■ Requirement: Set down every record below exactly as written.

■ Data to use:
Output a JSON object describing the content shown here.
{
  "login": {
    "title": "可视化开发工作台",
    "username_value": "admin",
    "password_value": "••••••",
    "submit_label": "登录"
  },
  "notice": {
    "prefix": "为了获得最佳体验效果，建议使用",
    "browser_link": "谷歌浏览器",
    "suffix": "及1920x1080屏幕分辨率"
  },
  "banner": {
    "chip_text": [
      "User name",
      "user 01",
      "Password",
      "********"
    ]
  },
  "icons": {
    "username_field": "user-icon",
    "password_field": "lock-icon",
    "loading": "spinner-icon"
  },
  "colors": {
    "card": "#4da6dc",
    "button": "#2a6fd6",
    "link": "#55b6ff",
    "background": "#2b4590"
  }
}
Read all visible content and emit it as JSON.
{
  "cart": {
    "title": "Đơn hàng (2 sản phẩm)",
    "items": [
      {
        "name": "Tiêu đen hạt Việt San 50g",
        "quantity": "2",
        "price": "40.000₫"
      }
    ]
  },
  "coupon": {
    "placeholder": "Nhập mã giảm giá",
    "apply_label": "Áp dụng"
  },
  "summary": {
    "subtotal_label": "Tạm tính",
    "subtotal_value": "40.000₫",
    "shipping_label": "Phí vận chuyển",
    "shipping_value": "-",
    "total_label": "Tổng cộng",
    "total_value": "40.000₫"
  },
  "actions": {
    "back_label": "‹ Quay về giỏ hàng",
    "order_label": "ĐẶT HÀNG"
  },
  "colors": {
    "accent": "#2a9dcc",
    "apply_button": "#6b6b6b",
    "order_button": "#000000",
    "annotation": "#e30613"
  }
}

■ Your solution:
Output a JSON object describing the content shown here.
{
  "login": {
    "title": "可视化开发工作台",
    "username_value": "admin",
    "password_value": "••••••",
    "submit_label": "登录"
  },
  "notice": {
    "prefix": "为了获得最佳体验效果，建议使用",
    "browser_link": "谷歌浏览器",
    "suffix": "及1920x1080屏幕分辨率"
  },
  "banner": {
    "chip_text": [
      "User name",
      "user 01",
      "Password",
      "********"
    ]
  },
  "icons": {
    "username_field": "user-icon",
    "password_field": "lock-icon",
    "loading": "spinner-icon"
  },
  "colors": {
    "card": "#4da6dc",
    "button": "#2a6fd6",
    "link": "#55b6ff",
    "background": "#2b4590"
  }
}
Read all visible content and emit it as JSON.
{
  "cart": {
    "title": "Đơn hàng (2 sản phẩm)",
    "items": [
      {
        "name": "Tiêu đen hạt Việt San 50g",
        "quantity": "2",
        "price": "40.000₫"
      }
    ]
  },
  "coupon": {
    "placeholder": "Nhập mã giảm giá",
    "apply_label": "Áp dụng"
  },
  "summary": {
    "subtotal_label": "Tạm tính",
    "subtotal_value": "40.000₫",
    "shipping_label": "Phí vận chuyển",
    "shipping_value": "-",
    "total_label": "Tổng cộng",
    "total_value": "40.000₫"
  },
  "actions": {
    "back_label": "‹ Quay về giỏ hàng",
    "order_label": "ĐẶT HÀNG"
  },
  "colors": {
    "accent": "#2a9dcc",
    "apply_button": "#6b6b6b",
    "order_button": "#000000",
    "annotation": "#e30613"
  }
}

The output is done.